Anglo-European College of Chiropractic: Chiropractic History in Bournemouth
In September 1965 Anglo-European College of Chiropractic (AECC) opened its doors to students for the first time. In fact the Anglo-European College of Chiropractic was not the first teaching establishment that had purported to teach chiropractic in the United Kingdom.
As early as the 1920s schools existed that included ‘chiropractic’ within their curricula. Amongst them was the British College of Chiropractic, established in London in 1925.
What was different about Anglo-European College of Chiropractic (AECC) was that it was the first chiropractic school in Britain, indeed within Europe, to be recognised and supported by the British Chiropractic Association (BCA) and by the international chiropractic community. Fundamental to the establishment of the college was the work of two British chiropractors, Robert Beech and Donald Bennett.
History of the Anglo-European College of Chiropractic in Bournemouth
Records suggest that fourteen students enrolled in the first class at Anglo-European College of Chiropractic (AECC) in the autumn of 1965, but only one of these went onto graduate in 1969. He was joined by an additional student who started his education in America. Many of the first students to attend the college became disheartened as a result of teething problems at the school. In January 1967 the dismissal of a lecturer resulted in a vote of no confidence in the College Council by the Student Union and a student revolt ensued. Despite early difficulties, not the least of which was the financial burden of the project that has been taken on, the Anglo-European College of Chiropractic (AECC) overcame barriers to its development. In 1966 the school had purchased a second building in Cavendish Road in order to run a teaching clinic, but by the mid-1970s the two buildings owned by the school were becoming insufficient to effectively meet the requirements of the growing number of students. New premises were needed.

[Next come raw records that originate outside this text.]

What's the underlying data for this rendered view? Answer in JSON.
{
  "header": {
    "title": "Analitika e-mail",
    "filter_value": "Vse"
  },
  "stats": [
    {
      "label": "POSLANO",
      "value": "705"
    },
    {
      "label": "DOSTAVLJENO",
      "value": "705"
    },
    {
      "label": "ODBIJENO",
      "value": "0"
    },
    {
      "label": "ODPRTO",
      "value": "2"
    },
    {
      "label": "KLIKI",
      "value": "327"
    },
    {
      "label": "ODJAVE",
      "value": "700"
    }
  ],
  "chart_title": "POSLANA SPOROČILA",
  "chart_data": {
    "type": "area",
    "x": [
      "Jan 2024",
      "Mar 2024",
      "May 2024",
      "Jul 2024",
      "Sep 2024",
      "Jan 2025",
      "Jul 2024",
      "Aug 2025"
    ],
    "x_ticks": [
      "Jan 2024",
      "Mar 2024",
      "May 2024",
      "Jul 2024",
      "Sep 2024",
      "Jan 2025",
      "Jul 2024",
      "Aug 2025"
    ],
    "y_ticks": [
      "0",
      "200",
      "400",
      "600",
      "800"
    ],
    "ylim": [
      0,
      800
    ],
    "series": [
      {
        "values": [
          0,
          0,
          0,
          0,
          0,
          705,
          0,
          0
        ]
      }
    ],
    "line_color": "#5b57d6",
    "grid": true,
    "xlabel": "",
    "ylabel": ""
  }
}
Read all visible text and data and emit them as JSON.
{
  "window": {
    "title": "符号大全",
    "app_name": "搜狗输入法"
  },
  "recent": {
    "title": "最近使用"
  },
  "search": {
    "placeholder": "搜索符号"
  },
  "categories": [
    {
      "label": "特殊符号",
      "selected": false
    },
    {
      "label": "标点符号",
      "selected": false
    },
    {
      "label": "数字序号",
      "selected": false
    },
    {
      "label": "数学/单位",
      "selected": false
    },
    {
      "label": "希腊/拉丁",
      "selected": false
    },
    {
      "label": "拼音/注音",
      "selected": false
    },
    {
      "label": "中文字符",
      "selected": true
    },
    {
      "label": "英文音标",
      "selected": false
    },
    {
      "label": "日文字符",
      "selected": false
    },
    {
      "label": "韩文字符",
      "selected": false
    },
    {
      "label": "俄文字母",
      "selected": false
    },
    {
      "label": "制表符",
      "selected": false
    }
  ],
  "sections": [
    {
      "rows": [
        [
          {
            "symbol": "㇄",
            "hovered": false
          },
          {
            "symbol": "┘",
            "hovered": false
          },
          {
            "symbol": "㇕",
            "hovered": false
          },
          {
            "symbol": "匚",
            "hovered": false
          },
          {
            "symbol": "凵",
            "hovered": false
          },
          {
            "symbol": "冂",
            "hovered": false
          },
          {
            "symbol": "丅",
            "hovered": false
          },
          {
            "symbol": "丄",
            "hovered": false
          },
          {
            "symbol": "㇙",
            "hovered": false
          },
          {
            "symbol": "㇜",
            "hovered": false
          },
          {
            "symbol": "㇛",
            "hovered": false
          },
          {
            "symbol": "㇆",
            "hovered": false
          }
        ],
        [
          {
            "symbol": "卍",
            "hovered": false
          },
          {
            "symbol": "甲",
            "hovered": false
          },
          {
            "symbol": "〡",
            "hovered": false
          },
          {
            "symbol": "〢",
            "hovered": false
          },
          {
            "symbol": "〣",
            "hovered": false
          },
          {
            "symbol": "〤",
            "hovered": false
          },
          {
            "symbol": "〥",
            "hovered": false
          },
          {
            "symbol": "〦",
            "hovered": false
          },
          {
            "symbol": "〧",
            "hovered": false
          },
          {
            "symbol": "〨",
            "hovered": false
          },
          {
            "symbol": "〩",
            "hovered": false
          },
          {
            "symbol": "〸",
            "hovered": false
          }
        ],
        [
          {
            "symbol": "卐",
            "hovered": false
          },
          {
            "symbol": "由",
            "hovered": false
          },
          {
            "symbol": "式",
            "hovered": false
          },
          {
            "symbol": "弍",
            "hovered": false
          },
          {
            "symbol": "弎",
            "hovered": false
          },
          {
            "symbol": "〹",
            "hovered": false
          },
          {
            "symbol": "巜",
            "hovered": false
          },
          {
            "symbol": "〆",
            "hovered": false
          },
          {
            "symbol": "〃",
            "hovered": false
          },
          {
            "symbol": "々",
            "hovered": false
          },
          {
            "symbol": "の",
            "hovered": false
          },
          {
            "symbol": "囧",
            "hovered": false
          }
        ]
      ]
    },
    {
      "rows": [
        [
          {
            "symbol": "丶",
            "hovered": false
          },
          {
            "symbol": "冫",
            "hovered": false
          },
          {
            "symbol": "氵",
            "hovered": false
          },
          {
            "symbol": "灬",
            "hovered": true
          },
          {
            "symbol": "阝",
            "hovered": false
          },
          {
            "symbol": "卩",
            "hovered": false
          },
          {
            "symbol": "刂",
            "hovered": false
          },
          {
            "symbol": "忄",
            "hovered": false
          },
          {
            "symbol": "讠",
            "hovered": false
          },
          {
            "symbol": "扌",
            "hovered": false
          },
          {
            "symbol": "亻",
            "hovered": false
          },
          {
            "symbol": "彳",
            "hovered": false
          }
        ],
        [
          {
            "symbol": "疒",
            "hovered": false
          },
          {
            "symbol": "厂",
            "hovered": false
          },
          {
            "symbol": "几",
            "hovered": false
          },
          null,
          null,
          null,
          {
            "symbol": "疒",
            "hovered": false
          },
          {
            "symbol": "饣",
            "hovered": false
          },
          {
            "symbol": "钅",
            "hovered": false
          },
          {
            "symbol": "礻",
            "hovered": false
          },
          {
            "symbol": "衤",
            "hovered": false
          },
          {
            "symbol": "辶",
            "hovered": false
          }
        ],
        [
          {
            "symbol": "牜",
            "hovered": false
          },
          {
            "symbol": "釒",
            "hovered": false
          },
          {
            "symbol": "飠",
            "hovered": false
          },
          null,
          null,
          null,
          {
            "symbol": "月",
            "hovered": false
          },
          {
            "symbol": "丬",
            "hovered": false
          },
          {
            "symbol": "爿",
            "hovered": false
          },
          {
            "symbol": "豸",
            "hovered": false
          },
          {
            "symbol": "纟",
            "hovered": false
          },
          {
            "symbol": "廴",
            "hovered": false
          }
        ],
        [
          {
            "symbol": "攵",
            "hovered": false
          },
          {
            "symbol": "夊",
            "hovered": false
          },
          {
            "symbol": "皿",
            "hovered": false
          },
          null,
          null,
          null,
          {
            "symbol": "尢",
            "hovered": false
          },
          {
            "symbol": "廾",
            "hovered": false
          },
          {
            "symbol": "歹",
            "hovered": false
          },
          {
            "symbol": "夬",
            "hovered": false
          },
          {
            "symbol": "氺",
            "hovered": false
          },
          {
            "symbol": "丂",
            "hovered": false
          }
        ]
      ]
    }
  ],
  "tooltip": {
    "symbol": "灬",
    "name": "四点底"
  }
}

At the beginning of the 1980s chiropractors rallied in support of an attempt to buy the premises of Boscombe Convent following a merger of local Catholic schools. The Dean of the Anglo-European College of Chiropractic (AECC) at the time was Arne Christensen. He played a central role in planning the potential move, as did George Walker, a Plymouth-based chiropractor. Following a successful bid, Boscombe Convent was purchased and Anglo-European College of Chiropractic (AECC) moved to its present location.
The official opening of the Anglo-European College of Chiropractic (AECC) in Boscombe, Bournemouth took place on 21st May 1982.
The period since 1982 has seen Anglo-European College of Chiropractic (AECC) rise to become one of the most successful chiropractic colleges in the world. In 1991 it received Royal Patronage from Her Royal Highness the Princess of Wales. Today it provides a gold standard in chiropractic education and research, and boasts a teaching clinic with a throughput of approximately 50,000 outpatient visits a year. The premises in Parkwood Road have proved invaluable to its development.
Graduates of Anglo-European College of Chiropractic (AECC) in the years between 1969 and 1990 received a Doctor of Chiropractic (DC) qualification, based on the typical North American chiropractic qualification. In 1988 the Council for National Academic Awards validated the undergraduate programme at Anglo-European College of Chiropractic (AECC) and the college became the first school in the field of complementary / alternative medicine in the United Kingdom to offer a validated degree. Since that time standards of education at Anglo-European College of Chiropractic (AECC) have continued to rise. Today chiropractic graduates leave with a Masters degree validated by Bournemouth University and the college provides a number of programmes leading to higher degrees.
The Anglo-European College of Chiropractic (AECC) library holds copies of undergraduate research projects dating back to 1970 and successful completion of an undergraduate research project remains a requirement of graduation as a chiropractor from Anglo-European College of Chiropractic (AECC). A Research Department was established in 1986, charging was establishing a research base for the college in order to support its educational objectives. From this department two groups emerged in 1999. The Department of Research and Professional Development supports postgraduate educational activities at the college. It directs, facilitates and monitors research activity undertaken by faculty and postgraduate students. The Institute for Musculoskeletal Research and Clinical Implementation (IMRCI) collaborates in multidisciplinary research in order to address national concerns relating to the impact of musculoskeletal problems.
When the college first moved to Parkwood Road the Teaching Clinic was within the sixth form block of Boscombe Convent School, which was originally built as a Noviciate. It contained thirty consultation / treatment rooms, a rehabilitation centre, and a radiography department with two x-rays units. In 2009 the College opened a new purpose built 1500m² teaching clinic boasting 34 treatment rooms, a high-tech functional exercise and rehabilitation centre, diagnostic ultrasound, x-ray and fluoroscopy. The clinic has a reputation for excellent in its provision of chiropractic care to the local community.
In 2008 the College embarked on a new project, The Centre for Ultrasound Studies (CUS). Offering post-graduate programmes in diagnostic ultrasound for all healthcare professionals including midwifes and doctors. Work is currently in progress to refurbish the former clinic to include CUS which will offer clinical services. There will also be additional computer labs and study space for students.
* This information is directly from the Anglo-European College of Chiropractic website on 15 October 2009